# Work request
If a line below contains the string "icon", return that line.

═════ Input data ═════

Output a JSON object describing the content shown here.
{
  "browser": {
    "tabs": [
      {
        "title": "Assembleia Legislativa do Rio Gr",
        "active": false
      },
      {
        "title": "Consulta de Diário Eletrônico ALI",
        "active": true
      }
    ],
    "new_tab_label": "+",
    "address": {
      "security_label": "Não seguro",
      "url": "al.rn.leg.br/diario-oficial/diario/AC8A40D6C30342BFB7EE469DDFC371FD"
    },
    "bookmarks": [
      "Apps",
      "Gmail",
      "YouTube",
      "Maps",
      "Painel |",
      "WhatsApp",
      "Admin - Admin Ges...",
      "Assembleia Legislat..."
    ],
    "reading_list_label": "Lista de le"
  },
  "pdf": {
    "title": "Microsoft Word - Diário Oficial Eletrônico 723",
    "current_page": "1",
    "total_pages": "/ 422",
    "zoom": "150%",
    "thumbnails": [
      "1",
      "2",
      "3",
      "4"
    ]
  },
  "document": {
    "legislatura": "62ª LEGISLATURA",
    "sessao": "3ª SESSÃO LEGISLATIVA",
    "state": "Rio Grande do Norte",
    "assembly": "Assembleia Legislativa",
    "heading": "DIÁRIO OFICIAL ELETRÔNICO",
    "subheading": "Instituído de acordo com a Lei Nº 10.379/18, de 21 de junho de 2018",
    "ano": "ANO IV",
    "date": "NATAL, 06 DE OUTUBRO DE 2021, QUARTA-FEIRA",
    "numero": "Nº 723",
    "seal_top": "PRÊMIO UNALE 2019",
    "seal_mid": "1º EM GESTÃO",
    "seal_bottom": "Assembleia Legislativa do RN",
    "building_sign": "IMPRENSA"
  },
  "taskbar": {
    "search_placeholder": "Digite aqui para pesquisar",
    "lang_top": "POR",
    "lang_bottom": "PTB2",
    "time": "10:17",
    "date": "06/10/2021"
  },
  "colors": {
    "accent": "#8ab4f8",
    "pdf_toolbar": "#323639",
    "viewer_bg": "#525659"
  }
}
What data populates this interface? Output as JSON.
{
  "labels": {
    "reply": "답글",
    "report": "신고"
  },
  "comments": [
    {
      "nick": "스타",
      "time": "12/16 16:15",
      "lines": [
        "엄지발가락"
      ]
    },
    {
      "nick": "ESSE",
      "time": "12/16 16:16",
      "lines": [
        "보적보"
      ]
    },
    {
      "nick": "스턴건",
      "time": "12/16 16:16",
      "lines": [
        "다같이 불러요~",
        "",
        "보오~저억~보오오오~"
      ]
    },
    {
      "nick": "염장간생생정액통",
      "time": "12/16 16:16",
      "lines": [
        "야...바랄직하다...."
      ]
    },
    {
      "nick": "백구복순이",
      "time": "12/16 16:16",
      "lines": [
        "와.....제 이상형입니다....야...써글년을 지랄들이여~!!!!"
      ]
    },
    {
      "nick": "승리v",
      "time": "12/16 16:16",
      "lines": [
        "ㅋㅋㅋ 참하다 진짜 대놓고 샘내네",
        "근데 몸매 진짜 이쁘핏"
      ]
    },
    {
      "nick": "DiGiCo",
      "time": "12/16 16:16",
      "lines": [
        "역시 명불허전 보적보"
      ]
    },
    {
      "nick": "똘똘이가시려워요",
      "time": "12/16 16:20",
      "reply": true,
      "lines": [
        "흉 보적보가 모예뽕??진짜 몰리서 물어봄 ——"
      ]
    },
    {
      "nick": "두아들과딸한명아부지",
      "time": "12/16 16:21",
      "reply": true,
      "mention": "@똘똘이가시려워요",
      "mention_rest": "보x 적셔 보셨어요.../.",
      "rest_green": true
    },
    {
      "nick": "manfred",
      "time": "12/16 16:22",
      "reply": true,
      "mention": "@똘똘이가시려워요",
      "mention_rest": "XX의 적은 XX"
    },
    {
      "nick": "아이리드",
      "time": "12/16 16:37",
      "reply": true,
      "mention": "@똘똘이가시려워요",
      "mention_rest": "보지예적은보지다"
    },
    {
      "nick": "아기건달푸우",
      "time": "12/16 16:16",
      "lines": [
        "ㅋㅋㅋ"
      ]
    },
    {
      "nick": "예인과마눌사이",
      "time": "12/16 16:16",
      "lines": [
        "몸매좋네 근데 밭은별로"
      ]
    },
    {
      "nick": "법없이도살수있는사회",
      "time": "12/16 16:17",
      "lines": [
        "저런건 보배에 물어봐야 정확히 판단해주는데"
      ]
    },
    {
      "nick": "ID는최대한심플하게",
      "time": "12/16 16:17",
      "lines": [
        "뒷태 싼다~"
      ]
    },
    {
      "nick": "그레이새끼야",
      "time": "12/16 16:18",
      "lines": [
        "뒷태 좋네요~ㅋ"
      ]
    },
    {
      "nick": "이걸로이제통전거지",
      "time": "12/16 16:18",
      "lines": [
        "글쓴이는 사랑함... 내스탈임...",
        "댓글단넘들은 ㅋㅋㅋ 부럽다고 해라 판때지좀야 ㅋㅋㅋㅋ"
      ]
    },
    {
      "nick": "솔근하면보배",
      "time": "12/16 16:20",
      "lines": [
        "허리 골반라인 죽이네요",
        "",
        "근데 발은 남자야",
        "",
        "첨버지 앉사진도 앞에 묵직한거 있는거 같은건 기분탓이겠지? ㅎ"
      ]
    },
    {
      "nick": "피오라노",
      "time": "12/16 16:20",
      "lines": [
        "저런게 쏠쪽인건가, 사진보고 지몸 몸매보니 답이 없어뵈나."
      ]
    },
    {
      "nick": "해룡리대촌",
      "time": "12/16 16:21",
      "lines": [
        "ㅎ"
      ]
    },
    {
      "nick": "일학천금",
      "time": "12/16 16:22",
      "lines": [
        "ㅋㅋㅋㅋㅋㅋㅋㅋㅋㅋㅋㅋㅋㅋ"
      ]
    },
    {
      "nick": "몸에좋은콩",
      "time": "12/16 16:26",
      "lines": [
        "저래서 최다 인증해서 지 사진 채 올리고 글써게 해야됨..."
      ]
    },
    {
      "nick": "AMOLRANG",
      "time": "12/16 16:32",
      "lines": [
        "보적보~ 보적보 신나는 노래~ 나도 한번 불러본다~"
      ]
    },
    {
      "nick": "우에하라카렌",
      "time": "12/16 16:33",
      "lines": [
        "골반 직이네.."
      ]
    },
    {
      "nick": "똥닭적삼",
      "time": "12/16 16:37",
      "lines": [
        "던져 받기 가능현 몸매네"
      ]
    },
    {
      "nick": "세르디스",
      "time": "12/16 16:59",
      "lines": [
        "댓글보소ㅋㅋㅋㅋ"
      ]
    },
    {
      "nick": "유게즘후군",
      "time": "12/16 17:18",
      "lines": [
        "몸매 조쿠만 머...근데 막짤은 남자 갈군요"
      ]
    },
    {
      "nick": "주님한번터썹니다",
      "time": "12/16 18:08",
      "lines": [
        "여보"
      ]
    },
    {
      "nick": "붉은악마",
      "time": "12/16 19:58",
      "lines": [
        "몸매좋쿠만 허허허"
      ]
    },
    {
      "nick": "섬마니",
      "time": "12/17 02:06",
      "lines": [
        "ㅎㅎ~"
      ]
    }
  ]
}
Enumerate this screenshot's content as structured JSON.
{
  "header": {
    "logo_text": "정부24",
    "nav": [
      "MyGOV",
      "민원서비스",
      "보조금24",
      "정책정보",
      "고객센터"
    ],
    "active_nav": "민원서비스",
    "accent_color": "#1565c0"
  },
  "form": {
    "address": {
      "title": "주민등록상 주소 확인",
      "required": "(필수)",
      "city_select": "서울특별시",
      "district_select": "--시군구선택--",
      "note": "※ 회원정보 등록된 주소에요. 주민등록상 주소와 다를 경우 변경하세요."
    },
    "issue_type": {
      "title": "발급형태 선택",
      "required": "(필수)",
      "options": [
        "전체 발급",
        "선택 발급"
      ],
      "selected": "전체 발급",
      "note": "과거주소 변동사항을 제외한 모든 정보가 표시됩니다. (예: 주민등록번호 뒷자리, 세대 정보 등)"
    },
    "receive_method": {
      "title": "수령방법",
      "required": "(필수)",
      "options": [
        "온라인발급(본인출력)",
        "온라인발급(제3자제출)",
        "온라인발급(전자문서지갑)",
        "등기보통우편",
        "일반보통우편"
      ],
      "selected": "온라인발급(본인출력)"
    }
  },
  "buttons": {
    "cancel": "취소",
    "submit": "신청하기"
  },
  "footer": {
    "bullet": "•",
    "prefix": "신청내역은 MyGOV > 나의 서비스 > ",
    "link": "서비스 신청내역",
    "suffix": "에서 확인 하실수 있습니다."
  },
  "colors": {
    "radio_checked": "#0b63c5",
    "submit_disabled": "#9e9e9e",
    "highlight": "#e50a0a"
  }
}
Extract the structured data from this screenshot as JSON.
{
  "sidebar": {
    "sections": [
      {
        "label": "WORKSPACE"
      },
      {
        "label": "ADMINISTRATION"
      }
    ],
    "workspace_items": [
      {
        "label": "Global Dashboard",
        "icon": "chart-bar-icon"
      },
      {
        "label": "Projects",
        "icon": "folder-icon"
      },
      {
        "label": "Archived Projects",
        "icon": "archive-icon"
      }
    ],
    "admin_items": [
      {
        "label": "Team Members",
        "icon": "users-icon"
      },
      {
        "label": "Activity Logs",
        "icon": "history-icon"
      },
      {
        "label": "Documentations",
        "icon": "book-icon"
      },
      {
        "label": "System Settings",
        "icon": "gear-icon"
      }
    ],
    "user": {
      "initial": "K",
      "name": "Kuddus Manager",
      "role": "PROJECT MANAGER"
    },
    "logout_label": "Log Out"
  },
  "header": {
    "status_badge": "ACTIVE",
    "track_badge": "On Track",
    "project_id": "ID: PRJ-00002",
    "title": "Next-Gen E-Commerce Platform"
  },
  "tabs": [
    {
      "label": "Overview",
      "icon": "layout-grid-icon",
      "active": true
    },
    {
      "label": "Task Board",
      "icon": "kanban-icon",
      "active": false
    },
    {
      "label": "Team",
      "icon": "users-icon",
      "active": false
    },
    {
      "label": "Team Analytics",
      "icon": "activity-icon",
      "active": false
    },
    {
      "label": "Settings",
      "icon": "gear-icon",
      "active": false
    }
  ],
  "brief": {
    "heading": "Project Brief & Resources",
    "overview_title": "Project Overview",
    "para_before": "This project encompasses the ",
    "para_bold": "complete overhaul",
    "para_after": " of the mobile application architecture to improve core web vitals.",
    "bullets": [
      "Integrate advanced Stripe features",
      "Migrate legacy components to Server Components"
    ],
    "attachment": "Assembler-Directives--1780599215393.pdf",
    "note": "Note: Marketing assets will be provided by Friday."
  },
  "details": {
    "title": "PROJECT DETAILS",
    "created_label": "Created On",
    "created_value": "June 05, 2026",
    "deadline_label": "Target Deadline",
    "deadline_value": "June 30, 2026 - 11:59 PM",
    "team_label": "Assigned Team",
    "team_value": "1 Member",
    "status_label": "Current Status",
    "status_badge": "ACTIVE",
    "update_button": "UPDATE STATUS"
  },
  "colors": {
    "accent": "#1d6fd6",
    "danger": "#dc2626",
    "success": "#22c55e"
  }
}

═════

# Task solution
        "icon": "chart-bar-icon"
        "icon": "folder-icon"
        "icon": "archive-icon"
        "icon": "users-icon"
        "icon": "history-icon"
        "icon": "book-icon"
        "icon": "gear-icon"
      "icon": "layout-grid-icon",
      "icon": "kanban-icon",
      "icon": "users-icon",
      "icon": "activity-icon",
      "icon": "gear-icon",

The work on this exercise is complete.